Meditate.

Scripture tells us to meditate upon the Word of God (Ps.119:15). Now I definitely don’t mean the kind of mediation that involves emptying your mind. Instead, we are to direct our thoughts to meditate on whatever is true, honorable, just, pure, lovely, commendable, excellent and praiseworthy. (Phil 4:8) Whatever we dwell on transforms us (2 Cor. 3:18). We are changed by what we focus on.

Tell the truth.

What a weight is lifted off of us when we simply tell the truth! Ephesians 4:25 says, “Therefore, having put away falsehood, let each one of you speak the truth with his neighbor, for we are members one of another.” Telling the truth means choosing to live as the new creations are we in Christ. “Do not lie to one another, seeing that you have put off the old self with its practices.” (Col. 3:9)

Live minimally.

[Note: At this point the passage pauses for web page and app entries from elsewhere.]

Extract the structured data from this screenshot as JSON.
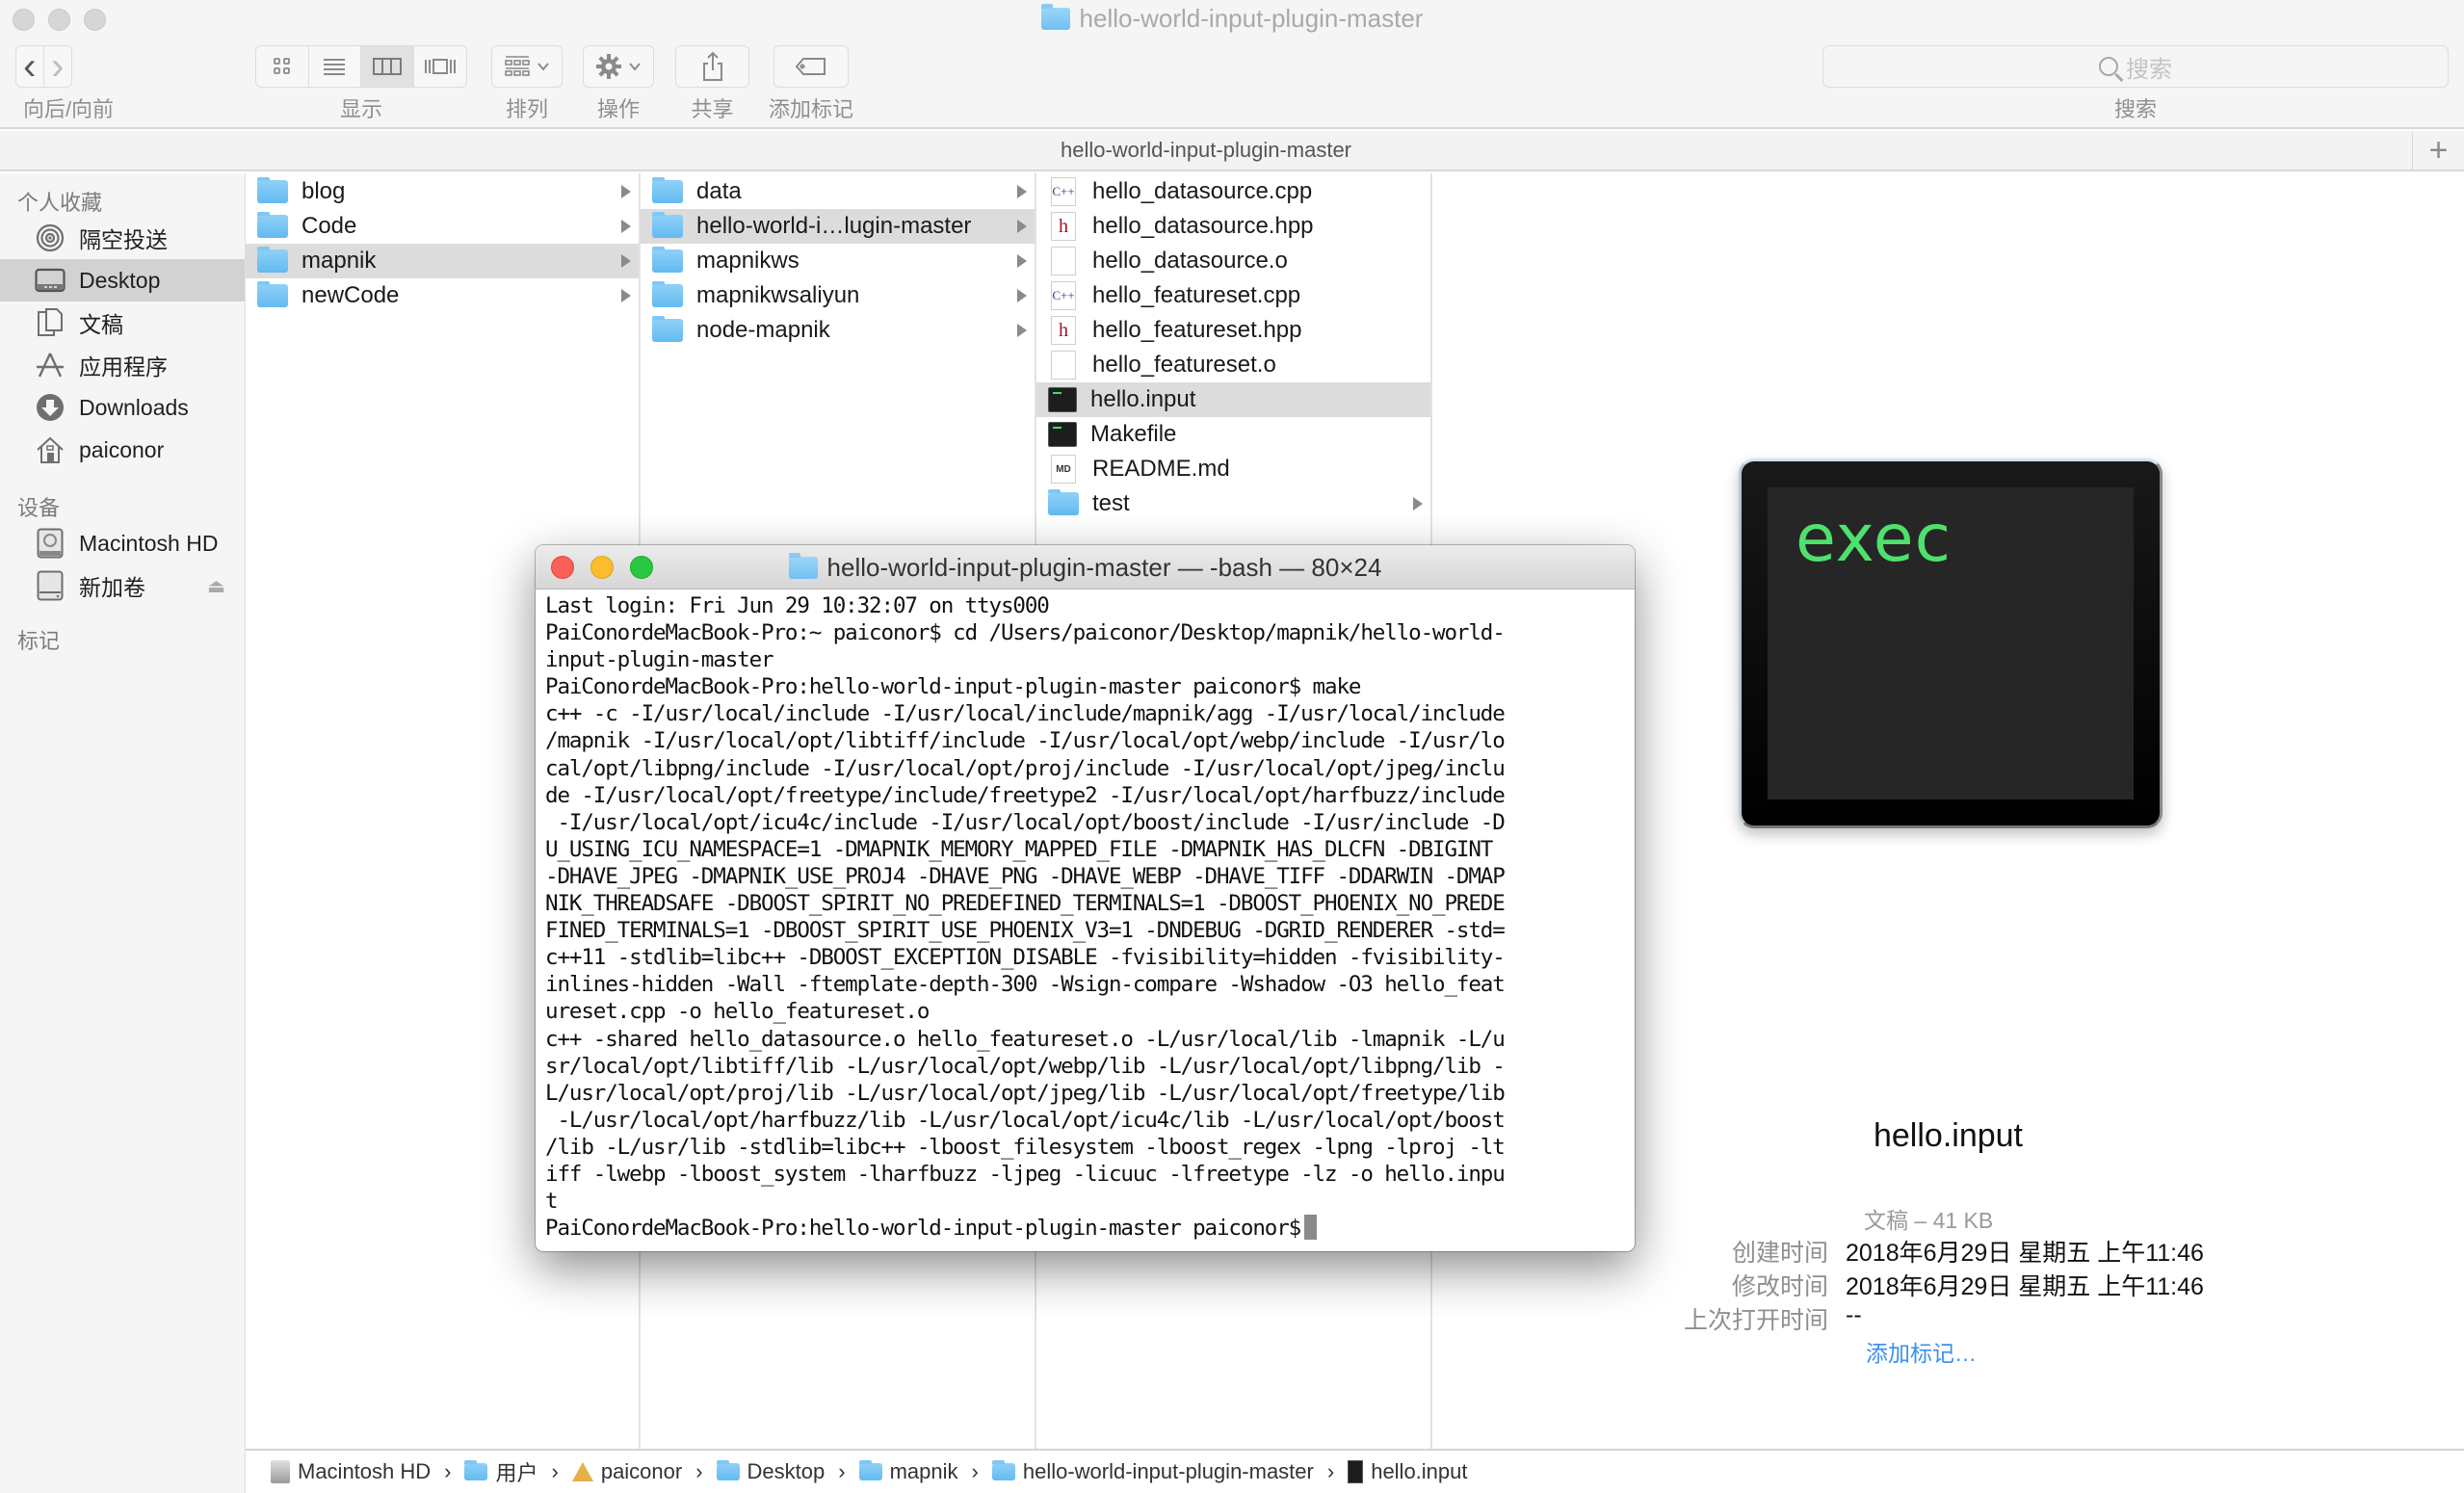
{
  "window": {
    "title": "hello-world-input-plugin-master",
    "tab_title": "hello-world-input-plugin-master",
    "tab_add_label": "+"
  },
  "toolbar": {
    "nav_label": "向后/向前",
    "view_label": "显示",
    "arrange_label": "排列",
    "action_label": "操作",
    "share_label": "共享",
    "tags_label": "添加标记",
    "search_placeholder": "搜索",
    "search_label": "搜索",
    "back_glyph": "‹",
    "forward_glyph": "›",
    "view_modes": [
      "icon",
      "list",
      "column",
      "cover-flow"
    ],
    "active_view_mode": "column"
  },
  "sidebar": {
    "favorites_heading": "个人收藏",
    "devices_heading": "设备",
    "tags_heading": "标记",
    "favorites": [
      {
        "label": "隔空投送",
        "icon": "airdrop-icon",
        "selected": false
      },
      {
        "label": "Desktop",
        "icon": "desktop-icon",
        "selected": true
      },
      {
        "label": "文稿",
        "icon": "documents-icon",
        "selected": false
      },
      {
        "label": "应用程序",
        "icon": "applications-icon",
        "selected": false
      },
      {
        "label": "Downloads",
        "icon": "downloads-icon",
        "selected": false
      },
      {
        "label": "paiconor",
        "icon": "home-icon",
        "selected": false
      }
    ],
    "devices": [
      {
        "label": "Macintosh HD",
        "icon": "hard-drive-icon",
        "ejectable": false
      },
      {
        "label": "新加卷",
        "icon": "external-drive-icon",
        "ejectable": true
      }
    ]
  },
  "columns": [
    {
      "items": [
        {
          "name": "blog",
          "kind": "folder",
          "selected": false
        },
        {
          "name": "Code",
          "kind": "folder",
          "selected": false
        },
        {
          "name": "mapnik",
          "kind": "folder",
          "selected": true
        },
        {
          "name": "newCode",
          "kind": "folder",
          "selected": false
        }
      ]
    },
    {
      "items": [
        {
          "name": "data",
          "kind": "folder",
          "selected": false
        },
        {
          "name": "hello-world-i…lugin-master",
          "kind": "folder",
          "selected": true
        },
        {
          "name": "mapnikws",
          "kind": "folder",
          "selected": false
        },
        {
          "name": "mapnikwsaliyun",
          "kind": "folder",
          "selected": false
        },
        {
          "name": "node-mapnik",
          "kind": "folder",
          "selected": false
        }
      ]
    },
    {
      "items": [
        {
          "name": "hello_datasource.cpp",
          "kind": "cpp",
          "selected": false
        },
        {
          "name": "hello_datasource.hpp",
          "kind": "h",
          "selected": false
        },
        {
          "name": "hello_datasource.o",
          "kind": "blank",
          "selected": false
        },
        {
          "name": "hello_featureset.cpp",
          "kind": "cpp",
          "selected": false
        },
        {
          "name": "hello_featureset.hpp",
          "kind": "h",
          "selected": false
        },
        {
          "name": "hello_featureset.o",
          "kind": "blank",
          "selected": false
        },
        {
          "name": "hello.input",
          "kind": "exec",
          "selected": true
        },
        {
          "name": "Makefile",
          "kind": "exec",
          "selected": false
        },
        {
          "name": "README.md",
          "kind": "md",
          "selected": false
        },
        {
          "name": "test",
          "kind": "folder",
          "selected": false
        }
      ]
    }
  ],
  "file_badges": {
    "cpp": "C++",
    "h": "h",
    "md": "MD"
  },
  "preview": {
    "icon_text": "exec",
    "name": "hello.input",
    "kind_size": "文稿 – 41 KB",
    "rows": [
      {
        "key": "创建时间",
        "value": "2018年6月29日 星期五 上午11:46"
      },
      {
        "key": "修改时间",
        "value": "2018年6月29日 星期五 上午11:46"
      },
      {
        "key": "上次打开时间",
        "value": "--"
      }
    ],
    "add_tags_link": "添加标记…"
  },
  "pathbar": {
    "separator": "›",
    "crumbs": [
      {
        "label": "Macintosh HD",
        "icon": "hd"
      },
      {
        "label": "用户",
        "icon": "folder"
      },
      {
        "label": "paiconor",
        "icon": "home"
      },
      {
        "label": "Desktop",
        "icon": "folder"
      },
      {
        "label": "mapnik",
        "icon": "folder"
      },
      {
        "label": "hello-world-input-plugin-master",
        "icon": "folder"
      },
      {
        "label": "hello.input",
        "icon": "exec"
      }
    ]
  },
  "terminal": {
    "title": "hello-world-input-plugin-master — -bash — 80×24",
    "lines": [
      "Last login: Fri Jun 29 10:32:07 on ttys000",
      "PaiConordeMacBook-Pro:~ paiconor$ cd /Users/paiconor/Desktop/mapnik/hello-world-",
      "input-plugin-master",
      "PaiConordeMacBook-Pro:hello-world-input-plugin-master paiconor$ make",
      "c++ -c -I/usr/local/include -I/usr/local/include/mapnik/agg -I/usr/local/include",
      "/mapnik -I/usr/local/opt/libtiff/include -I/usr/local/opt/webp/include -I/usr/lo",
      "cal/opt/libpng/include -I/usr/local/opt/proj/include -I/usr/local/opt/jpeg/inclu",
      "de -I/usr/local/opt/freetype/include/freetype2 -I/usr/local/opt/harfbuzz/include",
      " -I/usr/local/opt/icu4c/include -I/usr/local/opt/boost/include -I/usr/include -D",
      "U_USING_ICU_NAMESPACE=1 -DMAPNIK_MEMORY_MAPPED_FILE -DMAPNIK_HAS_DLCFN -DBIGINT",
      "-DHAVE_JPEG -DMAPNIK_USE_PROJ4 -DHAVE_PNG -DHAVE_WEBP -DHAVE_TIFF -DDARWIN -DMAP",
      "NIK_THREADSAFE -DBOOST_SPIRIT_NO_PREDEFINED_TERMINALS=1 -DBOOST_PHOENIX_NO_PREDE",
      "FINED_TERMINALS=1 -DBOOST_SPIRIT_USE_PHOENIX_V3=1 -DNDEBUG -DGRID_RENDERER -std=",
      "c++11 -stdlib=libc++ -DBOOST_EXCEPTION_DISABLE -fvisibility=hidden -fvisibility-",
      "inlines-hidden -Wall -ftemplate-depth-300 -Wsign-compare -Wshadow -O3 hello_feat",
      "ureset.cpp -o hello_featureset.o",
      "c++ -shared hello_datasource.o hello_featureset.o -L/usr/local/lib -lmapnik -L/u",
      "sr/local/opt/libtiff/lib -L/usr/local/opt/webp/lib -L/usr/local/opt/libpng/lib -",
      "L/usr/local/opt/proj/lib -L/usr/local/opt/jpeg/lib -L/usr/local/opt/freetype/lib",
      " -L/usr/local/opt/harfbuzz/lib -L/usr/local/opt/icu4c/lib -L/usr/local/opt/boost",
      "/lib -L/usr/lib -stdlib=libc++ -lboost_filesystem -lboost_regex -lpng -lproj -lt",
      "iff -lwebp -lboost_system -lharfbuzz -ljpeg -licuuc -lfreetype -lz -o hello.inpu",
      "t"
    ],
    "prompt": "PaiConordeMacBook-Pro:hello-world-input-plugin-master paiconor$"
  },
  "colors": {
    "close": "#fc5f57",
    "minimize": "#fdbc2e",
    "maximize": "#28c840",
    "exec_green": "#4ee16d",
    "link_blue": "#3a8ff0",
    "selection_gray": "#dcdcdc"
  }
}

Whether it’s the newest iPhone or yet another black dress, we probably all have items or spending habits that could be cut. 1 Timothy 6:6 tells us that godliness with contentment is great gain. Is there an area of life where the amount of time and money you have to invest in it is more draining than it’s worth? Living with greater simplicity keeps us detached from the fleeting stuff of the everyday world and attached to what will endure long after our own lives. It’s easier said than done – and very hard to remember when you walk by a good shoe sale, I know! But chances are, living minimally would help us zero in on the Lord, His Word, and other people. And that is definitely a great secret to a happy life!

Accept what cannot be changed.

There are some circumstances and people we’ll just never be able to change…a demanding boss, the consequences of a bad financial move, an uneasily pleased mother-in-law. But we have a promise that, if we really believe it for what it says, will change our focus on all of those frustrations. And we know that for those who love God all things work together for good, for those who are called according to his purpose” (Rom. 8:28) Do you realize that when God said that, He knew every situation that you’d be needing that promise for? It may not be that He works all things together quickly or easily, and in His mercy, He may allow us endure the effects of negative things that have happened. But thing is absolutely for sure: He will work it out for good –for your good!

Of course, none of these things can be lived out apart from being reconciled to God through faith in Jesus Christ (Rom. 5:1, 8:13). The truly happy life is the life full of His unshakable joy, a joy that comes from knowing we have peace with God through Jesus’ substituted life, death, and resurrection on our behalf. He wants you to live in the freedom of truth and integrity. Knowing and following Jesus is the secret to a truly happy life.

Katie McCoy is the editor of BiblicalWoman.com and is pursuing a PhD in Systematic Theology at Southwestern Seminary. When she’s not reading for her classes (a rare occasion!), she loves hanging out with friends, eating sushi, learning new words and shopping with her mom. Connect with Katie on Facebook or Follow her Twitter!